At the School of History, Classics and Archaeology (HCA) we are fortunate to have our Student Research Rooms (SRR). This is a space which is not only a study space, it is also home to the School’s personal book collections. All of these collections are vast and have come from significant academic figures, personal collections which were donated to the school, and have continued to flourish thanks to the tradition of donating books.
Within some of these collections are books with have been passed down by important figures of HCA’s history at Edinburgh. Individuals such as Jim McMillan, a European historian and previous head of the School; the Sellar and Goodhart collection, which is named after two of Edinburgh’s most influential classics professors and Jim Compton whose American history collection of 2,000 books boasts some of the only known copies of certain publications of its kind in Scotland. The collections we have are unique and are looked after and made available to borrow by twenty volunteers who are found at the volunteer desk on 2M (10am-6pm, Monday-Friday).
Thanks to a request from a member of staff in Classics, we currently have trial access to Brill’s Codices Vossiani Latini Online which publishes all 363 codices which form the world-famous Latin part of Isaac Vossius’ manuscript collection held at Leiden University Library.
You can access this resource via the E-resources trials page. Access is available both on and off-campus.
Trial access ends 27th September 2017.
Screenshot from VLQ 079 – Aratea, c. 850.
Isaac Vossius (1618-1689) was a Dutch scholar and collector of manuscripts, maps, atlases and printed works, who for a few years was also the court librarian to Queen Christina of Sweden.

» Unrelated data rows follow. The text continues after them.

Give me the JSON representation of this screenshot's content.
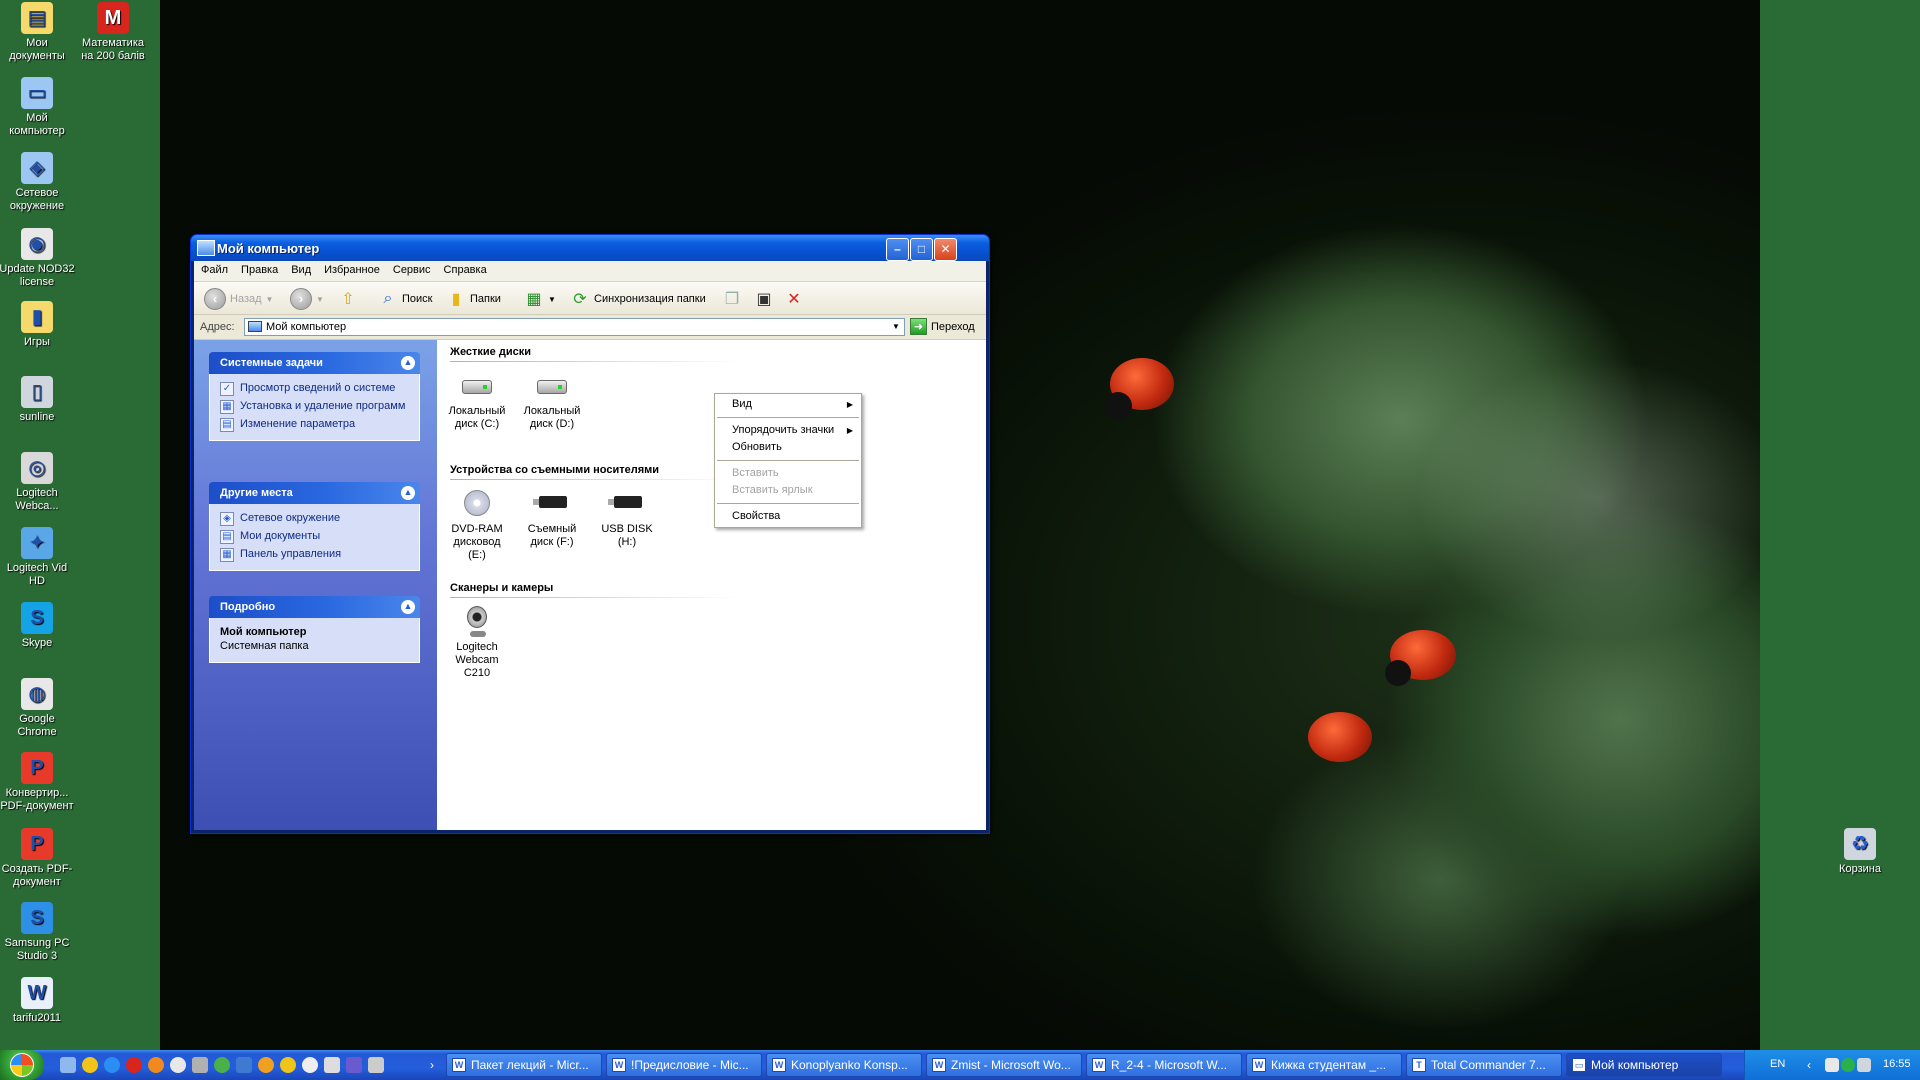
{
  "desktop": {
    "icons_left": [
      {
        "label": "Мои документы",
        "icon": "my-documents-icon",
        "color": "#f6d96b",
        "glyph": "▤"
      },
      {
        "label": "Мой компьютер",
        "icon": "my-computer-icon",
        "color": "#9cc7f3",
        "glyph": "▭"
      },
      {
        "label": "Сетевое окружение",
        "icon": "network-icon",
        "color": "#9cc7f3",
        "glyph": "◈"
      },
      {
        "label": "Update NOD32 license",
        "icon": "nod32-icon",
        "color": "#e8e8e8",
        "glyph": "◉"
      },
      {
        "label": "Игры",
        "icon": "folder-icon",
        "color": "#f6d96b",
        "glyph": "▮"
      },
      {
        "label": "sunline",
        "icon": "sunline-icon",
        "color": "#cfd6de",
        "glyph": "▯"
      },
      {
        "label": "Logitech Webca...",
        "icon": "webcam-icon",
        "color": "#d9d9d9",
        "glyph": "◎"
      },
      {
        "label": "Logitech Vid HD",
        "icon": "logitech-vid-icon",
        "color": "#5aa7e8",
        "glyph": "✦"
      },
      {
        "label": "Skype",
        "icon": "skype-icon",
        "color": "#15a3e6",
        "glyph": "S"
      },
      {
        "label": "Google Chrome",
        "icon": "chrome-icon",
        "color": "#e8e8e8",
        "glyph": "◍"
      },
      {
        "label": "Конвертир... PDF-документ",
        "icon": "pdf-convert-icon",
        "color": "#e83a2a",
        "glyph": "P"
      },
      {
        "label": "Создать PDF-документ",
        "icon": "pdf-create-icon",
        "color": "#e83a2a",
        "glyph": "P"
      },
      {
        "label": "Samsung PC Studio 3",
        "icon": "samsung-pc-studio-icon",
        "color": "#2d8fe6",
        "glyph": "S"
      },
      {
        "label": "tarifu2011",
        "icon": "word-document-icon",
        "color": "#e9f0fb",
        "glyph": "W"
      }
    ],
    "icon_math": {
      "label": "Математика на 200 балів",
      "icon": "math-app-icon",
      "color": "#d7261e",
      "glyph": "M"
    },
    "icon_recycle": {
      "label": "Корзина",
      "icon": "recycle-bin-icon",
      "color": "#cfd6de",
      "glyph": "♻"
    }
  },
  "window": {
    "title": "Мой компьютер",
    "menu": [
      "Файл",
      "Правка",
      "Вид",
      "Избранное",
      "Сервис",
      "Справка"
    ],
    "toolbar": {
      "back": "Назад",
      "search": "Поиск",
      "folders": "Папки",
      "sync": "Синхронизация папки"
    },
    "address": {
      "label": "Адрес:",
      "value": "Мой компьютер",
      "go": "Переход"
    },
    "panels": {
      "system_tasks": {
        "title": "Системные задачи",
        "items": [
          "Просмотр сведений о системе",
          "Установка и удаление программ",
          "Изменение параметра"
        ]
      },
      "other_places": {
        "title": "Другие места",
        "items": [
          "Сетевое окружение",
          "Мои документы",
          "Панель управления"
        ]
      },
      "details": {
        "title": "Подробно",
        "name": "Мой компьютер",
        "desc": "Системная папка"
      }
    },
    "groups": {
      "hard_drives": {
        "title": "Жесткие диски",
        "items": [
          "Локальный диск (C:)",
          "Локальный диск (D:)"
        ]
      },
      "removable": {
        "title": "Устройства со съемными носителями",
        "items": [
          "DVD-RAM дисковод (E:)",
          "Съемный диск (F:)",
          "USB DISK (H:)"
        ]
      },
      "scanners": {
        "title": "Сканеры и камеры",
        "items": [
          "Logitech Webcam C210"
        ]
      }
    }
  },
  "context_menu": {
    "view": "Вид",
    "arrange": "Упорядочить значки",
    "refresh": "Обновить",
    "paste": "Вставить",
    "paste_shortcut": "Вставить ярлык",
    "properties": "Свойства"
  },
  "taskbar": {
    "tasks": [
      "Пакет лекций - Micr...",
      "!Предисловие - Mic...",
      "Konoplyanko Konsp...",
      "Zmist - Microsoft Wo...",
      "R_2-4 - Microsoft W...",
      "Кижка студентам _...",
      "Total Commander 7...",
      "Мой компьютер"
    ],
    "lang": "EN",
    "clock": "16:55"
  }
}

According to contemporaries Vossius’s extensive library was the best in Europe, if not the world, and after he died his library of books and manuscripts was sold to the University of Leiden. Continue reading →
Thanks to recommendations from members of staff and requests via RAB from students the Library is continually adding new books to its collections both online and in print. Here are just a (very) small number of the books that have been added to the Library’s collections in semester two, 2016/17 for the School of History, Classics and Archaeology and these demonstrate the wide range of subjects being taught, studied and researched within School.

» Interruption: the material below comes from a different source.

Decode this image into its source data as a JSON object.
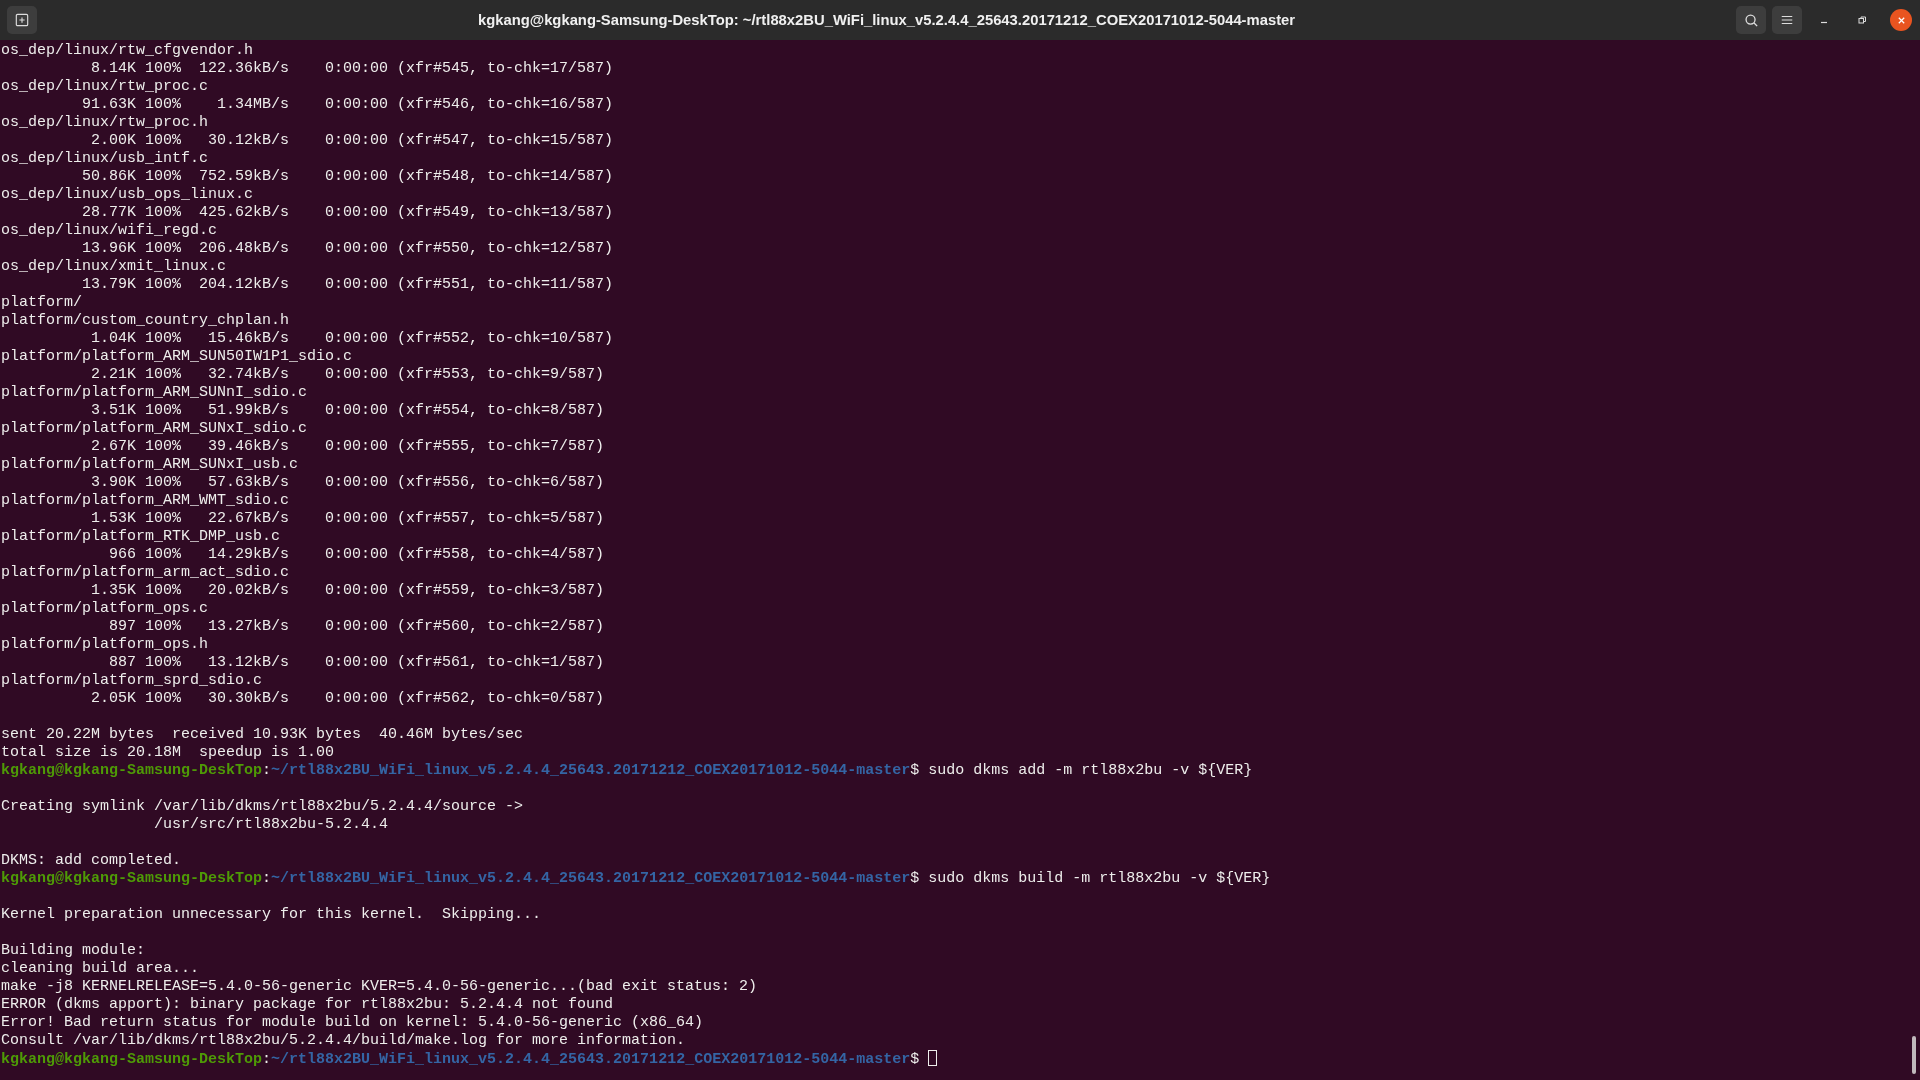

Mesopotamia: ancient art and architecture by Zainab Bahrani (shelfmark: Folio N5370 Bah.)
JFK and the masculine mystique: sex and power on the New Frontier by Steven Watts (shelfmark: HQ1090.3 Wat.)
A social history of tea: tea’s influence on commerce, culture & community by Jane Pettigrew and Bruce Richardson (shelfmark: GT2907.G7 Pet.)

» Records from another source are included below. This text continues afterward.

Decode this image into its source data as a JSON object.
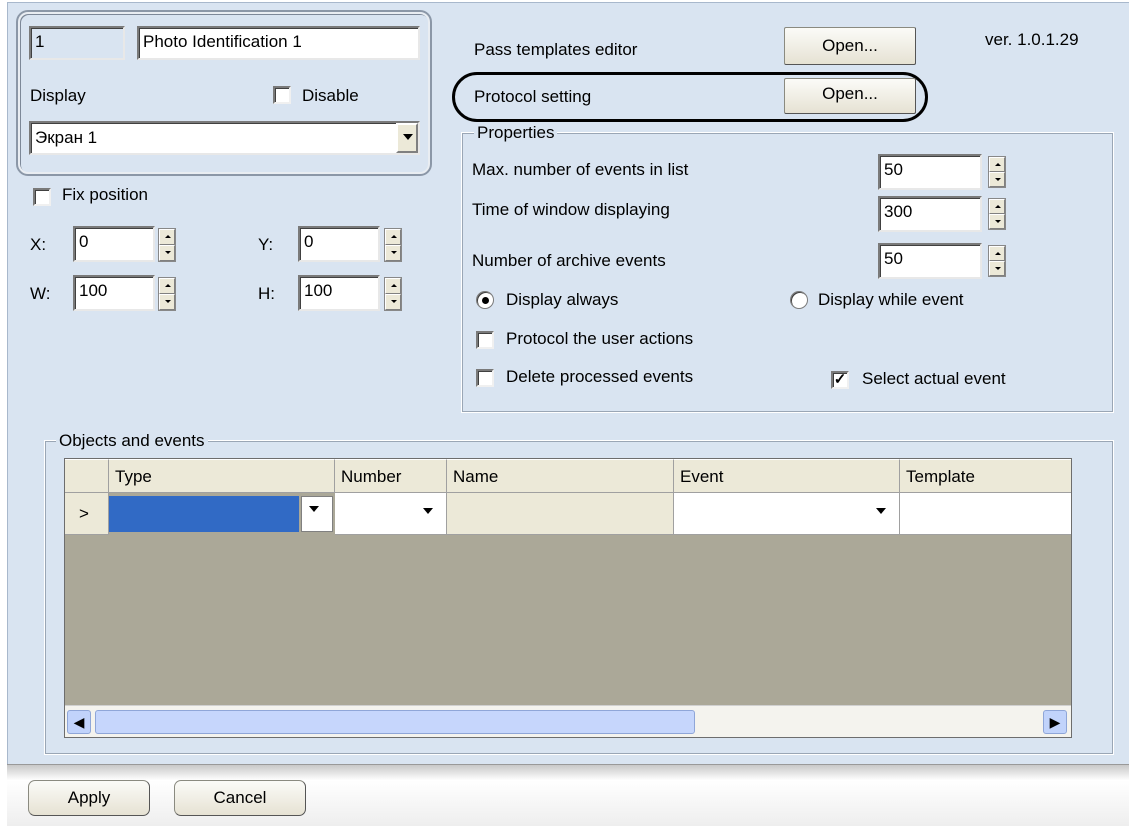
{
  "top_panel": {
    "id_value": "1",
    "name_value": "Photo Identification 1",
    "display_label": "Display",
    "disable_label": "Disable",
    "disable_checked": false,
    "screen_value": "Экран 1"
  },
  "position": {
    "fix_label": "Fix position",
    "fix_checked": false,
    "x_label": "X:",
    "x_value": "0",
    "y_label": "Y:",
    "y_value": "0",
    "w_label": "W:",
    "w_value": "100",
    "h_label": "H:",
    "h_value": "100"
  },
  "editors": {
    "pass_templates_label": "Pass templates editor",
    "pass_templates_button": "Open...",
    "protocol_setting_label": "Protocol setting",
    "protocol_setting_button": "Open...",
    "version": "ver. 1.0.1.29"
  },
  "properties": {
    "group_label": "Properties",
    "max_events_label": "Max. number of events in list",
    "max_events_value": "50",
    "time_window_label": "Time of window displaying",
    "time_window_value": "300",
    "archive_events_label": "Number of archive events",
    "archive_events_value": "50",
    "display_always_label": "Display always",
    "display_always_selected": true,
    "display_while_label": "Display while event",
    "display_while_selected": false,
    "protocol_actions_label": "Protocol the user actions",
    "protocol_actions_checked": false,
    "delete_processed_label": "Delete processed events",
    "delete_processed_checked": false,
    "select_actual_label": "Select actual event",
    "select_actual_checked": true
  },
  "objects": {
    "group_label": "Objects and events",
    "columns": [
      "Type",
      "Number",
      "Name",
      "Event",
      "Template"
    ],
    "row_indicator": ">"
  },
  "footer": {
    "apply_label": "Apply",
    "cancel_label": "Cancel"
  },
  "colors": {
    "window_bg": "#d9e4f1",
    "grid_empty": "#aba898",
    "selection": "#316ac5",
    "highlight_ellipse": "#000000"
  }
}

The culture of clothing: dress and fashion in the ‘ancien régime’ by Daniel Roche ; translated by Jean Birrell (shelfmark: GT857 Roc.)
This is a new English-language journal specialising in synthetic articles and in long reviews and the journal is produced by staff at the University. The journal covers Greek archaeology both in the Aegean and throughout the wider Greek-inhabited world, from earliest Prehistory to the Modern Era.
The Library has subscribed to the print edition which can be found on the 4th floor of Main Library but the online version is also available. This is a brand new journal so only one volume is available just now. Continue reading →
I’m very pleased to let you know that following a request from staff in Classics the Library now has a subscription to the Oxford Classical Dictionary (online) from Oxford University Press.
The Oxford Classical Dictionary is seen as one of the leading resources for online research in Classics and contains over 6,000 full-text articles from the 4th Edition, with new and updated articles added each month.
Thanks to recommendations from members of staff and requests via RAB from students the Library is continually adding new books to its collections both online and in print. Here are just a (very) small number of the books that have been added to the Library’s collections in semester one, 2016/17 for the School of History, Classics and Archaeology and these demonstrate the wide range of subjects being taught, studied and researched within School.
Further to a request from staff in HCA the Library is currently in the process of trying to purchase a copy of all available volumes of theSamosseries of archaeological reports published by the Deutsches Archäologisches Institut.
Samos is one of the most important archaeological sites of the ancient Mediterranean world and this series of reports on excavations of the site provides essential data for staff and students research. Continue reading →
On the HCA Librarian blog I have highlighted new resources or material that have been purchased for the Library’s collections from requests from students or staff in the School of History, Classics and Archaeology.
However, new resources purchased from requests from other schools in the College of Humanities & Social Sciences and beyond may also be of interest to HCA students and staff. I generally tweet about these but I thought I’d put a quick post together just to highlight some of these resources.
In no particular order…
Historical Statistics of the United States: Millennial Edition Online
Historical Statistics of the United States (HSUS) is a compendium of statistics about the United States and is the standard source for the quantitative facts of American history. –>Find out more